» PROBLEM DESCRIPTION
Starting with the first line, output the data exactly, through to the last line.

» DATA SECTION
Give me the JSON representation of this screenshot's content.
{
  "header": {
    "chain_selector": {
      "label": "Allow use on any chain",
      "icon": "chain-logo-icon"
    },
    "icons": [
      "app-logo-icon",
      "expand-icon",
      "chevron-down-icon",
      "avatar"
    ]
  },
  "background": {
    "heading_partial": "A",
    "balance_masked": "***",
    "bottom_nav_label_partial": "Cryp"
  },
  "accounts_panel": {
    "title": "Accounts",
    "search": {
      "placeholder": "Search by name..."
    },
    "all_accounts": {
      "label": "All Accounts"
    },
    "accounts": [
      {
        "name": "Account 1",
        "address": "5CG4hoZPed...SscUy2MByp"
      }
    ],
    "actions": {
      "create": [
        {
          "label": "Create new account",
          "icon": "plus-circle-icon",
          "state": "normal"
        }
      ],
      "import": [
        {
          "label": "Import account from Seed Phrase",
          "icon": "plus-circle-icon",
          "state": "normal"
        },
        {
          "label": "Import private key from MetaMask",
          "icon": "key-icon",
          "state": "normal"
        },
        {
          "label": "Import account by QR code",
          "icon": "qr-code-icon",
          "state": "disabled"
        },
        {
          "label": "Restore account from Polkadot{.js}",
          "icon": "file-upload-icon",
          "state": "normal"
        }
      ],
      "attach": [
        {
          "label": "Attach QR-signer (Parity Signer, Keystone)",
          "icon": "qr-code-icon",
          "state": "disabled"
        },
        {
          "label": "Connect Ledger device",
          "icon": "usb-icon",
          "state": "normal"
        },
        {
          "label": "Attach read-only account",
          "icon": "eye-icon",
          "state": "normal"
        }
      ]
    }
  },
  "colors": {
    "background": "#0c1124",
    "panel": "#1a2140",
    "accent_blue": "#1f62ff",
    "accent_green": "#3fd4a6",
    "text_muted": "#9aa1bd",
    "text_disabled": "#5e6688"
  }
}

» REPLY TO THE EXERCISE
Give me the JSON representation of this screenshot's content.
{
  "header": {
    "chain_selector": {
      "label": "Allow use on any chain",
      "icon": "chain-logo-icon"
    },
    "icons": [
      "app-logo-icon",
      "expand-icon",
      "chevron-down-icon",
      "avatar"
    ]
  },
  "background": {
    "heading_partial": "A",
    "balance_masked": "***",
    "bottom_nav_label_partial": "Cryp"
  },
  "accounts_panel": {
    "title": "Accounts",
    "search": {
      "placeholder": "Search by name..."
    },
    "all_accounts": {
      "label": "All Accounts"
    },
    "accounts": [
      {
        "name": "Account 1",
        "address": "5CG4hoZPed...SscUy2MByp"
      }
    ],
    "actions": {
      "create": [
        {
          "label": "Create new account",
          "icon": "plus-circle-icon",
          "state": "normal"
        }
      ],
      "import": [
        {
          "label": "Import account from Seed Phrase",
          "icon": "plus-circle-icon",
          "state": "normal"
        },
        {
          "label": "Import private key from MetaMask",
          "icon": "key-icon",
          "state": "normal"
        },
        {
          "label": "Import account by QR code",
          "icon": "qr-code-icon",
          "state": "disabled"
        },
        {
          "label": "Restore account from Polkadot{.js}",
          "icon": "file-upload-icon",
          "state": "normal"
        }
      ],
      "attach": [
        {
          "label": "Attach QR-signer (Parity Signer, Keystone)",
          "icon": "qr-code-icon",
          "state": "disabled"
        },
        {
          "label": "Connect Ledger device",
          "icon": "usb-icon",
          "state": "normal"
        },
        {
          "label": "Attach read-only account",
          "icon": "eye-icon",
          "state": "normal"
        }
      ]
    }
  },
  "colors": {
    "background": "#0c1124",
    "panel": "#1a2140",
    "accent_blue": "#1f62ff",
    "accent_green": "#3fd4a6",
    "text_muted": "#9aa1bd",
    "text_disabled": "#5e6688"
  }
}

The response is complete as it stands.